Data section:
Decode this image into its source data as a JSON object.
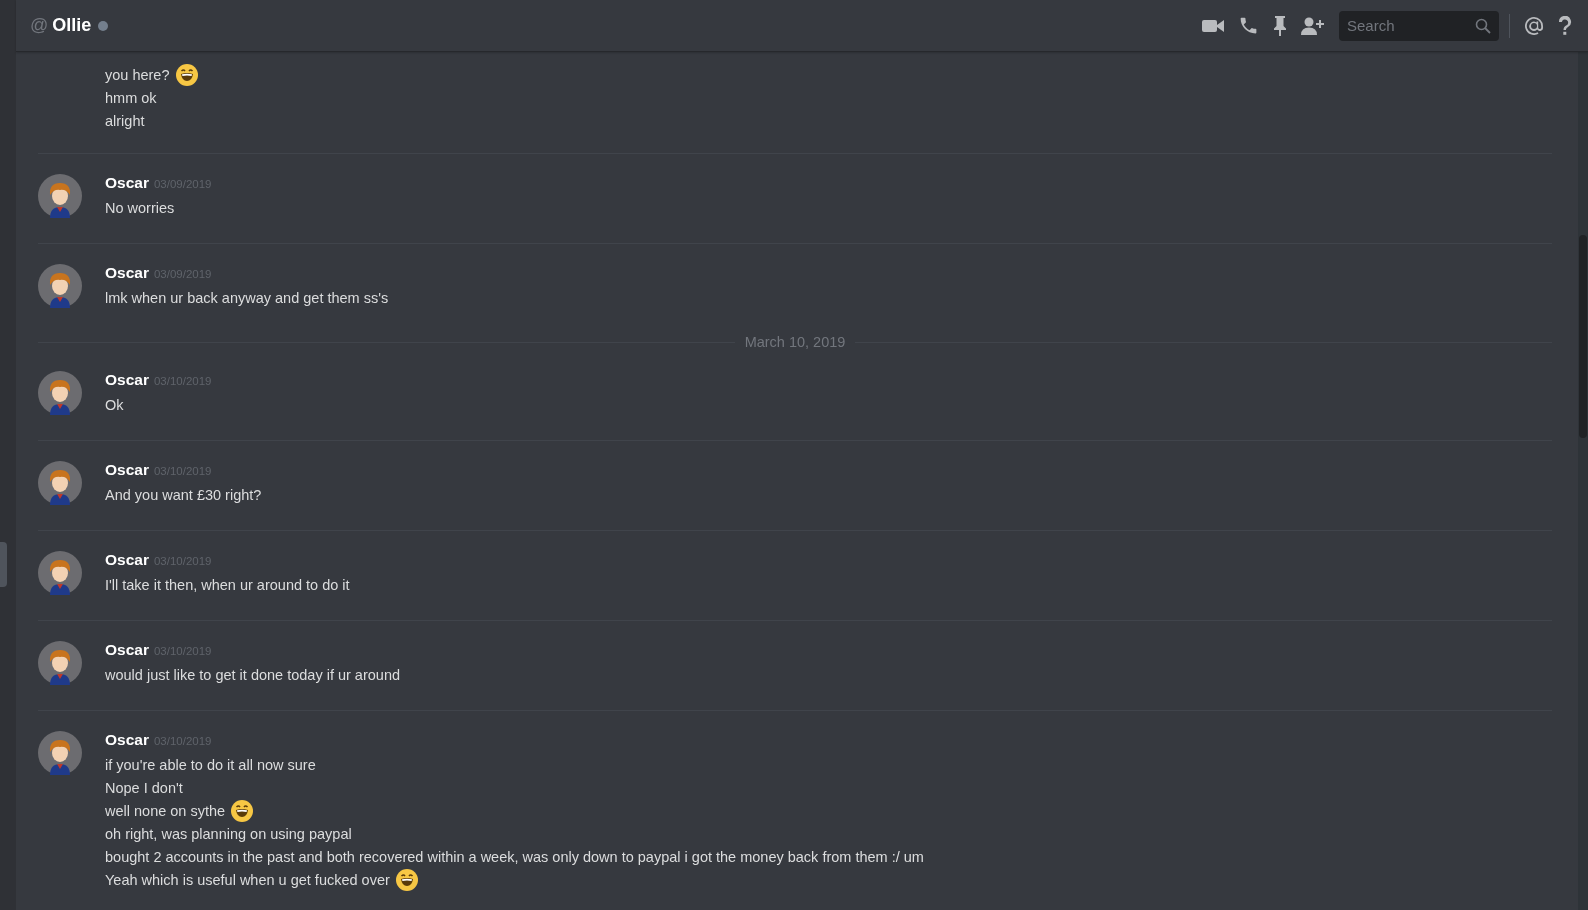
{
  "header": {
    "prefix": "@",
    "title": "Ollie",
    "search": {
      "placeholder": "Search"
    }
  },
  "messages": [
    {
      "kind": "continuation",
      "lines": [
        {
          "text": "you here?",
          "emoji": true
        },
        {
          "text": "hmm ok",
          "emoji": false
        },
        {
          "text": "alright",
          "emoji": false
        }
      ]
    },
    {
      "kind": "group",
      "author": "Oscar",
      "time": "03/09/2019",
      "lines": [
        {
          "text": "No worries",
          "emoji": false
        }
      ]
    },
    {
      "kind": "group",
      "author": "Oscar",
      "time": "03/09/2019",
      "lines": [
        {
          "text": "lmk when ur back anyway and get them ss's",
          "emoji": false
        }
      ]
    },
    {
      "kind": "date",
      "label": "March 10, 2019"
    },
    {
      "kind": "group",
      "author": "Oscar",
      "time": "03/10/2019",
      "lines": [
        {
          "text": "Ok",
          "emoji": false
        }
      ]
    },
    {
      "kind": "group",
      "author": "Oscar",
      "time": "03/10/2019",
      "lines": [
        {
          "text": "And you want £30 right?",
          "emoji": false
        }
      ]
    },
    {
      "kind": "group",
      "author": "Oscar",
      "time": "03/10/2019",
      "lines": [
        {
          "text": "I'll take it then, when ur around to do it",
          "emoji": false
        }
      ]
    },
    {
      "kind": "group",
      "author": "Oscar",
      "time": "03/10/2019",
      "lines": [
        {
          "text": "would just like to get it done today if ur around",
          "emoji": false
        }
      ]
    },
    {
      "kind": "group",
      "author": "Oscar",
      "time": "03/10/2019",
      "lines": [
        {
          "text": "if you're able to do it all now sure",
          "emoji": false
        },
        {
          "text": "Nope I don't",
          "emoji": false
        },
        {
          "text": "well none on sythe",
          "emoji": true
        },
        {
          "text": "oh right, was planning on using paypal",
          "emoji": false
        },
        {
          "text": "bought 2 accounts in the past and both recovered within a week, was only down to paypal i got the money back from them :/ um",
          "emoji": false
        },
        {
          "text": "Yeah which is useful when u get fucked over",
          "emoji": true
        }
      ]
    }
  ]
}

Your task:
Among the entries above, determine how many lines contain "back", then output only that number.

Your response:
2